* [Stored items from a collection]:
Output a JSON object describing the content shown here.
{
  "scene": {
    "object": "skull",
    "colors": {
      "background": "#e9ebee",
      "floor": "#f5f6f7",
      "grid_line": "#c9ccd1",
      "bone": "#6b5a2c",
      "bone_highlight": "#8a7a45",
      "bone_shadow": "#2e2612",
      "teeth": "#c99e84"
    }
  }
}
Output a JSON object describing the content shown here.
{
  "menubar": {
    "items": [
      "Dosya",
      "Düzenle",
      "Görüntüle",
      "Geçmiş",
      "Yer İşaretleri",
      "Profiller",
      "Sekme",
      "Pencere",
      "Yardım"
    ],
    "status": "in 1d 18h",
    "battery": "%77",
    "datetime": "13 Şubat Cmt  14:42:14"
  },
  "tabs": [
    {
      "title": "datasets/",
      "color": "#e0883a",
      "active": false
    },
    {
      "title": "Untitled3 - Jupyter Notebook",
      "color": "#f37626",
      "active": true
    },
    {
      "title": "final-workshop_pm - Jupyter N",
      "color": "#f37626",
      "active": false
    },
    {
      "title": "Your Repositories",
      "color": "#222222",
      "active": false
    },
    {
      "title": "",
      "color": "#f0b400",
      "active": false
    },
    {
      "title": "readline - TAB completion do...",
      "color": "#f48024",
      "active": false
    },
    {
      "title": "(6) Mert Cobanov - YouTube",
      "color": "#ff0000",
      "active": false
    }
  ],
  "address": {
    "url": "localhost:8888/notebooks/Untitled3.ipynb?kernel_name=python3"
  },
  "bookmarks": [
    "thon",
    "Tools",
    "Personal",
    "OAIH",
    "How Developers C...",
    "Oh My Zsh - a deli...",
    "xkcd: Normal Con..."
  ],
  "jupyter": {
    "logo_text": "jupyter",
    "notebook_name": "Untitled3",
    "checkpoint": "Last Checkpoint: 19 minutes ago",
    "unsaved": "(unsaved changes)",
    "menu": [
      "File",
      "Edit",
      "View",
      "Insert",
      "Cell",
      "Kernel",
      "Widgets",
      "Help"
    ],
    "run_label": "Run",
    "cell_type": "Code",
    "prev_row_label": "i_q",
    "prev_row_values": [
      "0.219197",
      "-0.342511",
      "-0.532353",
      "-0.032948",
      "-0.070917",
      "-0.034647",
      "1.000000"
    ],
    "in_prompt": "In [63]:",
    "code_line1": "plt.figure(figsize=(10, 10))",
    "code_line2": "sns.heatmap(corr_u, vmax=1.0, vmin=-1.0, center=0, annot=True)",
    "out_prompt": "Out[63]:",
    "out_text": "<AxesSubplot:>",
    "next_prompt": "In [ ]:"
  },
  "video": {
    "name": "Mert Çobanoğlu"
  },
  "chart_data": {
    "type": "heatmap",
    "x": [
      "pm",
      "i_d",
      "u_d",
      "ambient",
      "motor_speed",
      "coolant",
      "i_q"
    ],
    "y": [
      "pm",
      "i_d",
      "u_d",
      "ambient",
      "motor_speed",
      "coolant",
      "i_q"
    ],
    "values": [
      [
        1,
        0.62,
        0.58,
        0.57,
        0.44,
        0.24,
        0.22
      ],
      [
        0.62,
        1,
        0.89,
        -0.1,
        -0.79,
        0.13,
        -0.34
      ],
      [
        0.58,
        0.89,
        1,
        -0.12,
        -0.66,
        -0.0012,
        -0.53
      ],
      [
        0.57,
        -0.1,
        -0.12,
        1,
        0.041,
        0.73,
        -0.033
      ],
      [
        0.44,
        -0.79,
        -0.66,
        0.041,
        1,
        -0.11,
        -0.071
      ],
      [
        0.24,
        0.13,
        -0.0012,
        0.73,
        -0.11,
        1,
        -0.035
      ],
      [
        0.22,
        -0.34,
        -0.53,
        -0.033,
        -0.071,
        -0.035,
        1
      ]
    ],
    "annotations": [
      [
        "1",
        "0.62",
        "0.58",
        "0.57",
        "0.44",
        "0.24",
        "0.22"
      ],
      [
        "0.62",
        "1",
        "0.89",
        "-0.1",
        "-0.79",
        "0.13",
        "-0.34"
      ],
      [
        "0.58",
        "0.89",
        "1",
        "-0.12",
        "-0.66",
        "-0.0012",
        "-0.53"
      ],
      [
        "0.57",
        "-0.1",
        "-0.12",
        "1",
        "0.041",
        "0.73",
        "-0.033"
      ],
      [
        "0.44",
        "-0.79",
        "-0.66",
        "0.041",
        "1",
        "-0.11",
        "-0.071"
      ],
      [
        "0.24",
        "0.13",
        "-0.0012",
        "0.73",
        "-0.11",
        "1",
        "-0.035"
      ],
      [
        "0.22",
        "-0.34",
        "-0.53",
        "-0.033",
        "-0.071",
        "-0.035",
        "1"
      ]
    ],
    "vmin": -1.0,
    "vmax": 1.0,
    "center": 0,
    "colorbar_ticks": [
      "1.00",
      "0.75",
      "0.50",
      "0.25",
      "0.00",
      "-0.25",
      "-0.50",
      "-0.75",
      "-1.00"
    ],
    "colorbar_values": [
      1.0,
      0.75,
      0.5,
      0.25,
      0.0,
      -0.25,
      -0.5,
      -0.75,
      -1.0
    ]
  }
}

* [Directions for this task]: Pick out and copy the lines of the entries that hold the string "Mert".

* [Worked solution]:
      "title": "(6) Mert Cobanov - YouTube",
    "name": "Mert Çobanoğlu"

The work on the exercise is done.